_TASK OBJECTIVE_: Each line that contains the word "this" counts once; give the total for the records below and nothing else.

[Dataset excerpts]
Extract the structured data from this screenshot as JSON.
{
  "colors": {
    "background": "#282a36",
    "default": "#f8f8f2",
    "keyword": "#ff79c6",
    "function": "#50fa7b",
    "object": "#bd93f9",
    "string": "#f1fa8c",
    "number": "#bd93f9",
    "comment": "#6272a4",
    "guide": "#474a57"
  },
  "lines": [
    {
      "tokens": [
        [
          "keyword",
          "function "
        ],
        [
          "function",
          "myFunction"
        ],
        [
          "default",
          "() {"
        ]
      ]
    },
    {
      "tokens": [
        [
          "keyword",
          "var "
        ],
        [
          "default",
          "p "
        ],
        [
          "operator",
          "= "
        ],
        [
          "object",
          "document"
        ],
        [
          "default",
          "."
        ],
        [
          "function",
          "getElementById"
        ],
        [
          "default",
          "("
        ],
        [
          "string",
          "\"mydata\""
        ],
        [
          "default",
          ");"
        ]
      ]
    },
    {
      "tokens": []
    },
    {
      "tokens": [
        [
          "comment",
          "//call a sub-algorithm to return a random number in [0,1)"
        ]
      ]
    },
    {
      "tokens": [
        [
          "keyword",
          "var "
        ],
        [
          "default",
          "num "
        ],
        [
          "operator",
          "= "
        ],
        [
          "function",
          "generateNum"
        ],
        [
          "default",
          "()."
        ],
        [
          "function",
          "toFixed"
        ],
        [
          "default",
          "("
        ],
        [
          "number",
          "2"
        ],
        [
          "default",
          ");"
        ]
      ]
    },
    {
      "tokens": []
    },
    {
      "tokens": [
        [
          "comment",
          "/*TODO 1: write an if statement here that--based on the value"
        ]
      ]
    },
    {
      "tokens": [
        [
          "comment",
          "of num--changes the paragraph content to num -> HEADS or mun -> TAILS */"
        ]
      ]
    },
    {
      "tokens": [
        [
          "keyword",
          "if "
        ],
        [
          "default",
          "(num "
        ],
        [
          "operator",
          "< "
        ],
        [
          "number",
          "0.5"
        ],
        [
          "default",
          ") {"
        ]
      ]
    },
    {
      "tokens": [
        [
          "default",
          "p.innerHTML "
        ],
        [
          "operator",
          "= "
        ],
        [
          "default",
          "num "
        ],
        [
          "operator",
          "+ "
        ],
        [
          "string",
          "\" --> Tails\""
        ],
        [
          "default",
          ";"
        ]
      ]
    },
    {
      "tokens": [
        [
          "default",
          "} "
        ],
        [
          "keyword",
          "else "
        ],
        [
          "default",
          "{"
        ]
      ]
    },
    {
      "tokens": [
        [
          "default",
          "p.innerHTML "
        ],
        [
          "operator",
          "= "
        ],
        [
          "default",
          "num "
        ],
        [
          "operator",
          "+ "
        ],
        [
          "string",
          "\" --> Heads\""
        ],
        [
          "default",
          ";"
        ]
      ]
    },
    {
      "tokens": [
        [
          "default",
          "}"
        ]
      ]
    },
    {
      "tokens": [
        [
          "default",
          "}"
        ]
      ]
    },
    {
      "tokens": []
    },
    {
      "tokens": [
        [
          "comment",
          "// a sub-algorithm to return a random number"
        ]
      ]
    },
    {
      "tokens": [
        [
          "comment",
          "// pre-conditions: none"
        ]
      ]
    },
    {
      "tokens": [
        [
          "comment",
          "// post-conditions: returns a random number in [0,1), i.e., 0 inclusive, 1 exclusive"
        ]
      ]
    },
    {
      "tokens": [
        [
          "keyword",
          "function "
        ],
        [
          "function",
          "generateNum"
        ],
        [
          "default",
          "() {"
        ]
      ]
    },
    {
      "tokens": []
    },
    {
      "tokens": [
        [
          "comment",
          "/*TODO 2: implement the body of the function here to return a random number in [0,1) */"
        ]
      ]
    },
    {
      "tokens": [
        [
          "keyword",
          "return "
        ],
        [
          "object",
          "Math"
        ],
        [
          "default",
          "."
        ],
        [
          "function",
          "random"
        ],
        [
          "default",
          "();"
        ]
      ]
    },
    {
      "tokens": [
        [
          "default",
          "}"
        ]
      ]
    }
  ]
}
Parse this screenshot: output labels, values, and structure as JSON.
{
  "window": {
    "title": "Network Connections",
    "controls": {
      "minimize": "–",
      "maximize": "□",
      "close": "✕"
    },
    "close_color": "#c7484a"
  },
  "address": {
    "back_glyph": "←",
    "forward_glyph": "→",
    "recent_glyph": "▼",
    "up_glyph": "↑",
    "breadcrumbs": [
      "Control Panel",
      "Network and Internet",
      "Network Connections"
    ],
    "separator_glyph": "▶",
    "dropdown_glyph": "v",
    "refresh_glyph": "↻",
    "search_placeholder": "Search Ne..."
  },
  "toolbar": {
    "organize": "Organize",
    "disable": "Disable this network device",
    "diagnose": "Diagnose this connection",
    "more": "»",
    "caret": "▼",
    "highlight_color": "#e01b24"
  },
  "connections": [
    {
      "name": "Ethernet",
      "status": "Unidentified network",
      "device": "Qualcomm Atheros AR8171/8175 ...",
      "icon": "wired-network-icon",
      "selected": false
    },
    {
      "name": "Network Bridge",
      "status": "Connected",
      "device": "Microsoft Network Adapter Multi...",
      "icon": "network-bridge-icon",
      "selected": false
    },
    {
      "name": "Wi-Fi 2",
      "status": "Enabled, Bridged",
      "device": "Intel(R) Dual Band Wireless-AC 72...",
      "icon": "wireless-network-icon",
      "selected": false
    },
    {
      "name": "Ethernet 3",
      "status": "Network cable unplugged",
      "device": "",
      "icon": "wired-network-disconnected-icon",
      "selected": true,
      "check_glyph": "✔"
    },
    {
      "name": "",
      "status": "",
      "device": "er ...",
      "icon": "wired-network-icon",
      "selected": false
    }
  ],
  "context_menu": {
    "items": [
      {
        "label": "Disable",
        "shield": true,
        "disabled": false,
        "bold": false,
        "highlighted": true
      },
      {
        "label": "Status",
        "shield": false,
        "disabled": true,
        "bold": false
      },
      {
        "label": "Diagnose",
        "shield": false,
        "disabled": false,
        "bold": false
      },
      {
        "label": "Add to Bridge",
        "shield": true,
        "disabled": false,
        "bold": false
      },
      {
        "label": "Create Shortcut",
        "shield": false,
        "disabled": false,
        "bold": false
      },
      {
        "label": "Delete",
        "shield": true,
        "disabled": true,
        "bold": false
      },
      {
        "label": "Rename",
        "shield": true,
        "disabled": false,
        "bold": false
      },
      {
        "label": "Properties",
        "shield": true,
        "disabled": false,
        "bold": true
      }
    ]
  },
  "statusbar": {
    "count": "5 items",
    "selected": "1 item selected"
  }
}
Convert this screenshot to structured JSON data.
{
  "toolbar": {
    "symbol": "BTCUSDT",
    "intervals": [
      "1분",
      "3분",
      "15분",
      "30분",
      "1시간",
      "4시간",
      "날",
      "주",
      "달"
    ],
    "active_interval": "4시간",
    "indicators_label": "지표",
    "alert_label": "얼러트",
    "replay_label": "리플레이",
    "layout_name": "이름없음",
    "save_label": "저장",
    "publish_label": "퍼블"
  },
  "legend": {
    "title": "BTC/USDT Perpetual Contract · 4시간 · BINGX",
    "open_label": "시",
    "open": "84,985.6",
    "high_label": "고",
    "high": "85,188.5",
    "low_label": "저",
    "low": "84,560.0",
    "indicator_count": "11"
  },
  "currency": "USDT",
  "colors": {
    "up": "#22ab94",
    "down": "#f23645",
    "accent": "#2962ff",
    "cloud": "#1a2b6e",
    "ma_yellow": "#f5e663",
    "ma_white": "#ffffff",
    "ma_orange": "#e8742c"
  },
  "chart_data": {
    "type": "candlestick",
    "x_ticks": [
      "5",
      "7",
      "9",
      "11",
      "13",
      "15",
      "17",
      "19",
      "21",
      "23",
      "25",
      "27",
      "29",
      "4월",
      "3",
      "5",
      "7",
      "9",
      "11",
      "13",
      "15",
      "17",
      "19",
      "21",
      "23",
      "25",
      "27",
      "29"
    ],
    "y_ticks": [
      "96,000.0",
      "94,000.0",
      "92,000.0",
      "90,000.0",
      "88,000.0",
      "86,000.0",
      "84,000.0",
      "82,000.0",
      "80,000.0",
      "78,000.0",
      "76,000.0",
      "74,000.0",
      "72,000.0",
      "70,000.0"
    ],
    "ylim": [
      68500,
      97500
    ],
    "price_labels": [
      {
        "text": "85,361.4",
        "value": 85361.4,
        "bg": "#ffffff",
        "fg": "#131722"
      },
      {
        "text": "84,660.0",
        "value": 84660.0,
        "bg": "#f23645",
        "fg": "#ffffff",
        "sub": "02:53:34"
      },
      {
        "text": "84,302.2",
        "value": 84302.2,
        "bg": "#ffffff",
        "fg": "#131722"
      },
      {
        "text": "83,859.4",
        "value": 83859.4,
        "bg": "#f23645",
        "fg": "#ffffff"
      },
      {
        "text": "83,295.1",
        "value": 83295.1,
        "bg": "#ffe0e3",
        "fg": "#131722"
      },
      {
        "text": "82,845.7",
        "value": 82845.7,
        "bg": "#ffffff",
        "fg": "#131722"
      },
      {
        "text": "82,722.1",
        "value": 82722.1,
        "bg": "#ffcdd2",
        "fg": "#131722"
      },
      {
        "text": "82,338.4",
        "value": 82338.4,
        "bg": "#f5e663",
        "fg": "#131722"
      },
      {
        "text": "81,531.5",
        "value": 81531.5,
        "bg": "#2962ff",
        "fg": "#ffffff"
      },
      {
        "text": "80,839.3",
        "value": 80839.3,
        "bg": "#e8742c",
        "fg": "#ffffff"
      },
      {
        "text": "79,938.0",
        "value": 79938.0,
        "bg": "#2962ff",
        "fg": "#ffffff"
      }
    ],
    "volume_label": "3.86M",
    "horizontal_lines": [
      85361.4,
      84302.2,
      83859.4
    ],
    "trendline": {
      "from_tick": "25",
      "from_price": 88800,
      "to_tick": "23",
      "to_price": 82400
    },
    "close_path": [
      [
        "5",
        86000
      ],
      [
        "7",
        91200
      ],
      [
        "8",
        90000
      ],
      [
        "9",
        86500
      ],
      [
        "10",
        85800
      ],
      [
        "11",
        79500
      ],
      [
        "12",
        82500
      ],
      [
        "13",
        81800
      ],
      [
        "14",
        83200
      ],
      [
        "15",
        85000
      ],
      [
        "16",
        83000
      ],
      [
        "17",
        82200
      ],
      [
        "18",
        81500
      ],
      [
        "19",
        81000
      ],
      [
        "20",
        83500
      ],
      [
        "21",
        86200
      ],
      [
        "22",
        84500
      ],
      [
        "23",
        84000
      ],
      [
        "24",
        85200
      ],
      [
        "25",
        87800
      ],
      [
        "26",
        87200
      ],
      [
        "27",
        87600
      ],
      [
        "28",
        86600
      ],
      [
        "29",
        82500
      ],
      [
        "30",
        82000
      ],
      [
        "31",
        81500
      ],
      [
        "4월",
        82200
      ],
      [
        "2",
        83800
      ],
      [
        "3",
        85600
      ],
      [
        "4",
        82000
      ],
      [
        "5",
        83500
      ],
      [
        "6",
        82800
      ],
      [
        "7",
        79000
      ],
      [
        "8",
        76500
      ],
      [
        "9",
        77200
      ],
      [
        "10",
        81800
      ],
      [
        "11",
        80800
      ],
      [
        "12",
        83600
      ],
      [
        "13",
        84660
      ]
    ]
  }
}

_SOLVED PROBLEM_: 5